PITTSFIELD, Mass. — A white car reportedly roared out of Second Street and across East Street just before 3 p.m., hitting the curb and slamming into the wall in front Pittsfield High School.
One occupant of the vehicle has died as a result of his injuries, according to police, who have not released any names.
Police Sgt. Mark Trapani said the accident occurred at about 2:49 p.m. He said he did not have any further information on the occupants other than that there were two men and both were from Pittsfield.
Police were aware of reports the car had been speeding along Second Street, blowing through red lights and stop signs, he said, but it was not known where they were coming from.
Witnesses reported seeing the car traveling at a high rate of speed down Second Street toward the school. Unconfirmed reports have put the speed at 80 to 100 mph.
Trapani said police had "only suspicions" about what caused the crash, adding there were "no other contributing factors besides the operation of this one car at this point." He did say, in response to a question, that any possible medical factors would be investigated.
Principal Matthew Bishop said he was in the school lobby with others when they heard the crash and saw smoke. Some students were on the steps of the school at the time of the accident, he said, but they were unharmed. The high school lets out at about 2:20 p.m.
"From 2 to 2:20, this is lined with pedestrians, students and pickup cars — parents waiting to pick up students from school — so yes, this could have been much, much worse," said Trapani.
Brandon Price, head of the math department, was in his room on the second floor of the building, across the lawn from where the incident took place. It was hot in his classroom, so the windows were open as he was with a group of students partaking in after-school help. He and his students heard a loud noise and rushed to the window.
"I was in my room, which is just right across the way from the car," he said. "That's scary."
"I was sitting there with a bunch of kids. I have all the windows open. We hear a really loud, like a thud, so we all get towards the window. When we look out the window, literally, the car is elevated off the ground, the tires are in the air and there's debris everywhere."

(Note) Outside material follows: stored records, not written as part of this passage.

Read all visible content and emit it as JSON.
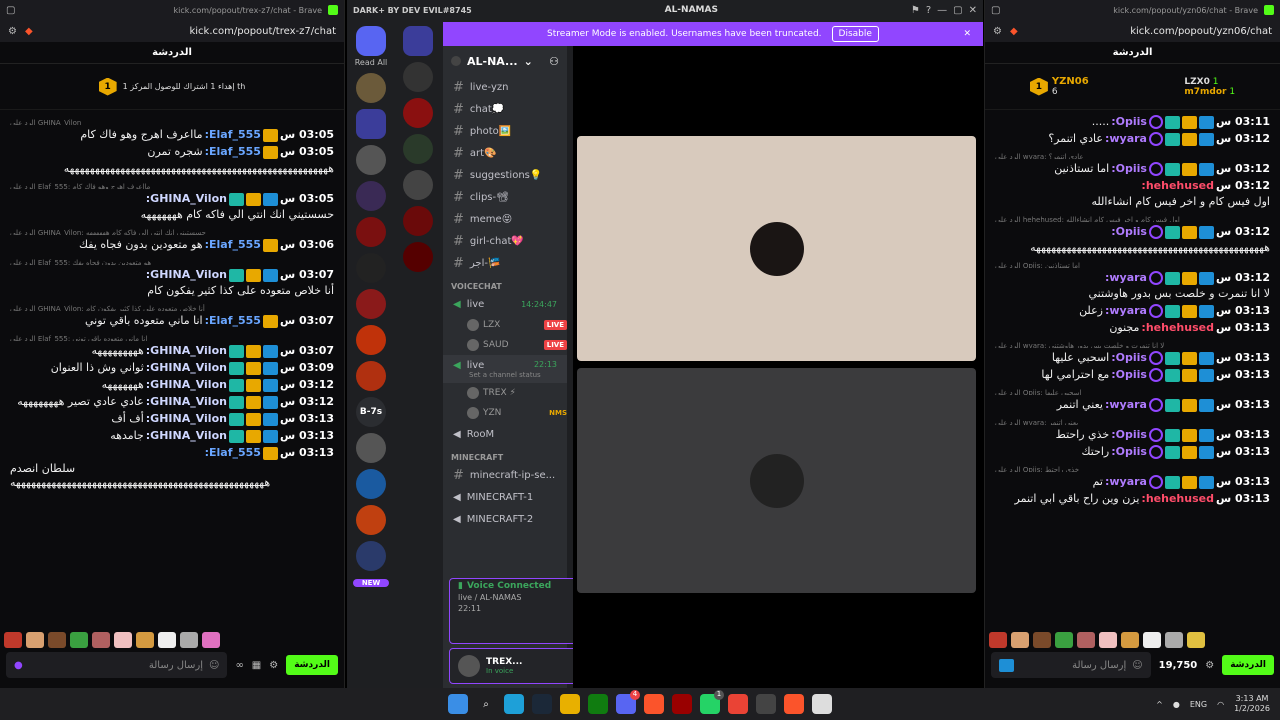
{
  "left": {
    "tabtitle": "kick.com/popout/trex-z7/chat - Brave",
    "url": "kick.com/popout/trex-z7/chat",
    "chat_title": "الدردشة",
    "pinned": {
      "num": "1",
      "text": "إهداء 1 اشتراك للوصول المركز 1 th"
    },
    "messages": [
      {
        "reply": "الرد على GHINA_Vilon",
        "ts": "03:05 س",
        "name": "Elaf_555:",
        "cls": "name-blue",
        "badges": [
          "crown"
        ],
        "text": "مااعرف اهرج وهو فاك كام"
      },
      {
        "reply": "",
        "ts": "03:05 س",
        "name": "Elaf_555:",
        "cls": "name-blue",
        "badges": [
          "crown"
        ],
        "text": "شجره تمرن"
      },
      {
        "reply": "",
        "ts": "",
        "name": "",
        "cls": "",
        "badges": [],
        "text": "ههههههههههههههههههههههههههههههههههههههههههههههههههههه"
      },
      {
        "reply": "الرد على Elaf_555: مااعرف اهرج وهو فاك كام",
        "ts": "03:05 س",
        "name": "GHINA_Vilon:",
        "cls": "name-green",
        "badges": [
          "hammer",
          "crown",
          "sub"
        ],
        "text": "حسستيني انك انتي الي فاكه كام هههههههه"
      },
      {
        "reply": "الرد على GHINA_Vilon: حسستيني انك انتي الي فاكه كام ههههههه",
        "ts": "03:06 س",
        "name": "Elaf_555:",
        "cls": "name-blue",
        "badges": [
          "crown"
        ],
        "text": "هو متعودين بدون فجاه يفك"
      },
      {
        "reply": "الرد على Elaf_555: هو متعودين بدون فجاه يفك",
        "ts": "03:07 س",
        "name": "GHINA_Vilon:",
        "cls": "name-green",
        "badges": [
          "hammer",
          "crown",
          "sub"
        ],
        "text": "أنا خلاص متعوده على كذا كثير يفكون كام"
      },
      {
        "reply": "الرد على GHINA_Vilon: أنا خلاص متعوده على كذا كثير يفكون كام",
        "ts": "03:07 س",
        "name": "Elaf_555:",
        "cls": "name-blue",
        "badges": [
          "crown"
        ],
        "text": "انا ماني متعوده باقي توني"
      },
      {
        "reply": "الرد على Elaf_555: انا ماني متعوده باقي توني",
        "ts": "03:07 س",
        "name": "GHINA_Vilon:",
        "cls": "name-green",
        "badges": [
          "hammer",
          "crown",
          "sub"
        ],
        "text": "هههههههههه"
      },
      {
        "reply": "",
        "ts": "03:09 س",
        "name": "GHINA_Vilon:",
        "cls": "name-green",
        "badges": [
          "hammer",
          "crown",
          "sub"
        ],
        "text": "ثواني وش ذا العنوان"
      },
      {
        "reply": "",
        "ts": "03:12 س",
        "name": "GHINA_Vilon:",
        "cls": "name-green",
        "badges": [
          "hammer",
          "crown",
          "sub"
        ],
        "text": "هههههههه"
      },
      {
        "reply": "",
        "ts": "03:12 س",
        "name": "GHINA_Vilon:",
        "cls": "name-green",
        "badges": [
          "hammer",
          "crown",
          "sub"
        ],
        "text": "عادي عادي تصير ههههههههه"
      },
      {
        "reply": "",
        "ts": "03:13 س",
        "name": "GHINA_Vilon:",
        "cls": "name-green",
        "badges": [
          "hammer",
          "crown",
          "sub"
        ],
        "text": "أف أف"
      },
      {
        "reply": "",
        "ts": "03:13 س",
        "name": "GHINA_Vilon:",
        "cls": "name-green",
        "badges": [
          "hammer",
          "crown",
          "sub"
        ],
        "text": "جامدهه"
      },
      {
        "reply": "",
        "ts": "03:13 س",
        "name": "Elaf_555:",
        "cls": "name-blue",
        "badges": [
          "crown"
        ],
        "text": "سلطان انصدم ههههههههههههههههههههههههههههههههههههههههههههههههههه"
      }
    ],
    "input_placeholder": "إرسال رسالة",
    "send": "الدردشة"
  },
  "discord": {
    "title_left": "DARK+ BY DEV EVIL#8745",
    "title_center": "AL-NAMAS",
    "banner": "Streamer Mode is enabled. Usernames have been truncated.",
    "banner_btn": "Disable",
    "read_all": "Read All",
    "server_name": "AL-NA...",
    "text_channels": [
      "live-yzn",
      "chat💭",
      "photo🖼️",
      "art🎨",
      "suggestions💡",
      "clips-📽",
      "meme😝",
      "girl-chat💖",
      "اجر-🎏"
    ],
    "voice_cat": "VOICECHAT",
    "voice1": {
      "name": "live",
      "time": "14:24:47",
      "users": [
        {
          "n": "LZX",
          "l": "LIVE"
        },
        {
          "n": "SAUD",
          "l": "LIVE"
        }
      ]
    },
    "voice2": {
      "name": "live",
      "time": "22:13",
      "status": "Set a channel status",
      "users": [
        {
          "n": "TREX ⚡",
          "l": ""
        },
        {
          "n": "YZN",
          "l": "NMS"
        }
      ]
    },
    "room": "RooM",
    "mc_cat": "MINECRAFT",
    "mc": [
      "minecraft-ip-se...",
      "MINECRAFT-1",
      "MINECRAFT-2"
    ],
    "vc_title": "Voice Connected",
    "vc_sub": "live / AL-NAMAS",
    "vc_time": "22:11",
    "user_name": "TREX...",
    "user_status": "In voice",
    "new": "NEW",
    "b7s": "B-7s"
  },
  "right": {
    "tabtitle": "kick.com/popout/yzn06/chat - Brave",
    "url": "kick.com/popout/yzn06/chat",
    "chat_title": "الدردشة",
    "leader": {
      "name": "YZN06",
      "n1": "1",
      "n2": "6",
      "top1": "LZX0",
      "top1c": "1",
      "top2": "m7mdor",
      "top2c": "1"
    },
    "messages": [
      {
        "reply": "",
        "ts": "03:11 س",
        "name": "Opiis:",
        "cls": "name-purple",
        "badges": [
          "hammer",
          "crown",
          "sub",
          "circ"
        ],
        "text": "....."
      },
      {
        "reply": "",
        "ts": "03:12 س",
        "name": "wyara:",
        "cls": "name-purple",
        "badges": [
          "hammer",
          "crown",
          "sub",
          "circ"
        ],
        "text": "عادي اتنمر؟"
      },
      {
        "reply": "الرد على wyara: عادي اتنمر؟",
        "ts": "03:12 س",
        "name": "Opiis:",
        "cls": "name-purple",
        "badges": [
          "hammer",
          "crown",
          "sub",
          "circ"
        ],
        "text": "اما تستاذنين"
      },
      {
        "reply": "",
        "ts": "03:12 س",
        "name": "hehehused:",
        "cls": "name-red",
        "badges": [],
        "text": "اول فيس كام و اخر فيس كام انشاءالله"
      },
      {
        "reply": "الرد على hehehused: اول فيس كام و اخر فيس كام انشاءالله",
        "ts": "03:12 س",
        "name": "Opiis:",
        "cls": "name-purple",
        "badges": [
          "hammer",
          "crown",
          "sub",
          "circ"
        ],
        "text": "ههههههههههههههههههههههههههههههههههههههههههههههه"
      },
      {
        "reply": "الرد على Opiis: اما تستاذنين",
        "ts": "03:12 س",
        "name": "wyara:",
        "cls": "name-purple",
        "badges": [
          "hammer",
          "crown",
          "sub",
          "circ"
        ],
        "text": "لا انا تنمرت و خلصت بس بدور هاوشتني"
      },
      {
        "reply": "",
        "ts": "03:13 س",
        "name": "wyara:",
        "cls": "name-purple",
        "badges": [
          "hammer",
          "crown",
          "sub",
          "circ"
        ],
        "text": "زعلن"
      },
      {
        "reply": "",
        "ts": "03:13 س",
        "name": "hehehused:",
        "cls": "name-red",
        "badges": [],
        "text": "مجنون"
      },
      {
        "reply": "الرد على wyara: لا انا تنمرت و خلصت بس بدور هاوشتني",
        "ts": "03:13 س",
        "name": "Opiis:",
        "cls": "name-purple",
        "badges": [
          "hammer",
          "crown",
          "sub",
          "circ"
        ],
        "text": "اسحبي عليها"
      },
      {
        "reply": "",
        "ts": "03:13 س",
        "name": "Opiis:",
        "cls": "name-purple",
        "badges": [
          "hammer",
          "crown",
          "sub",
          "circ"
        ],
        "text": "مع احترامي لها"
      },
      {
        "reply": "الرد على Opiis: اسحبي عليها",
        "ts": "03:13 س",
        "name": "wyara:",
        "cls": "name-purple",
        "badges": [
          "hammer",
          "crown",
          "sub",
          "circ"
        ],
        "text": "يعني اتنمر"
      },
      {
        "reply": "الرد على wyara: يعني اتنمر",
        "ts": "03:13 س",
        "name": "Opiis:",
        "cls": "name-purple",
        "badges": [
          "hammer",
          "crown",
          "sub",
          "circ"
        ],
        "text": "خذي راحتط"
      },
      {
        "reply": "",
        "ts": "03:13 س",
        "name": "Opiis:",
        "cls": "name-purple",
        "badges": [
          "hammer",
          "crown",
          "sub",
          "circ"
        ],
        "text": "راحتك"
      },
      {
        "reply": "الرد على Opiis: خذي راحتط",
        "ts": "03:13 س",
        "name": "wyara:",
        "cls": "name-purple",
        "badges": [
          "hammer",
          "crown",
          "sub",
          "circ"
        ],
        "text": "تم"
      },
      {
        "reply": "",
        "ts": "03:13 س",
        "name": "hehehused:",
        "cls": "name-red",
        "badges": [],
        "text": "يزن وين راح باقي ابي اتنمر"
      }
    ],
    "input_placeholder": "إرسال رسالة",
    "points": "19,750",
    "send": "الدردشة"
  },
  "taskbar": {
    "lang": "ENG",
    "time": "3:13 AM",
    "date": "1/2/2026",
    "discord_badge": "4",
    "whatsapp_badge": "1"
  }
}
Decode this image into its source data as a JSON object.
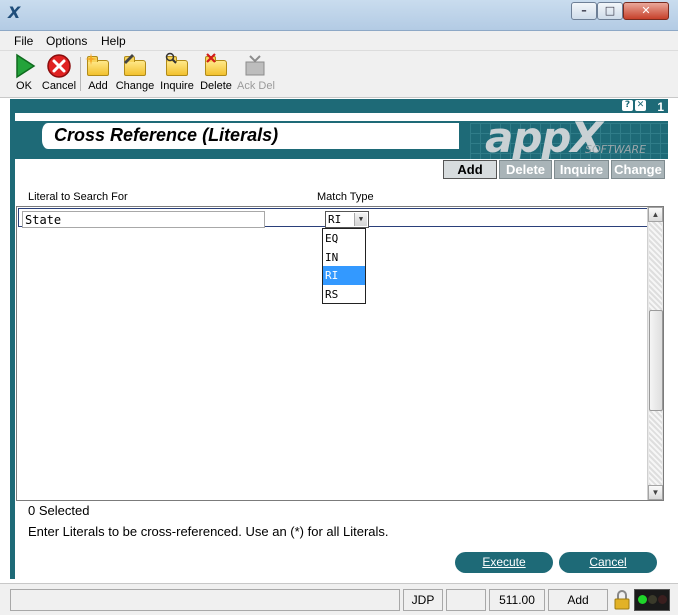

"Literally, kids were crying as soon as it happened. It was the scariest sound you've ever heard."
"I told them to close the windows, because you could already, instantly smell gas," he said. "I told them to go to the library, then I went downstairs. Actually, I called 9-1-1 before I left."
Superintendent Jason McCandless said staff and faculty have been working with the students who were in the school for after-school programs, including a well-attended 21st Century School program.
"We got kids to a place where we knew it was safe after understanding initially what actually happened and worked with several counseling staff," he said. "We do believe there were students who were here and who did witness it through windows or from being on the sidewalk."
Counselors who had been home returned to the school to meet with teens and their parents have been notified that their children may have been witness to a traumatic event.
"We have counseling staff up on site now and we'll have counseling staff, extra counseling staff, for tomorrow for students and for faculty who may be traumatized by what happened here," he said, adding "It's just devastating the thought if the timing had been different, had it been a day when students were congregating."
The school has also canceled tonight's boys' basketball game at home against Lee.
Both sides of East Street were closed to traffic for about a half-hour between Appleton and Bartlett avenues; the westbound lanes were reopened just after 3:30 p.m. but the eastbound was reduced to one lane at the time of this report.
"Our preliminary investigation, according to witnesses, is they came off of Second St., came across [East St.] ... ," said Police Capt. David Granger at the scene, pointing to the tree near the sidewalk where the car hit before landing on the school lawn.
"There were students there, the school was open. It was after school. There were students out front here," he said. "We're in the process of talking to school administrators and the students that were in the school. Some of them were eyewitnesses."
Granger said the preliminary investigation indicated that only two men were in the car.
"No civilians got hurt. No other people got hurt out here on the scene, but there were, what appeared to be, two males in the car and they've been taken to Berkshire Medical Center."
The crash prompted a full-scale response, including at one point four firetrucks, two ambulances and at least eight police vehicles. Initial reports were that a vehicle had crashed into the school with multiple people trapped.
Reporting by Andy McKeever and Dan Gigliotti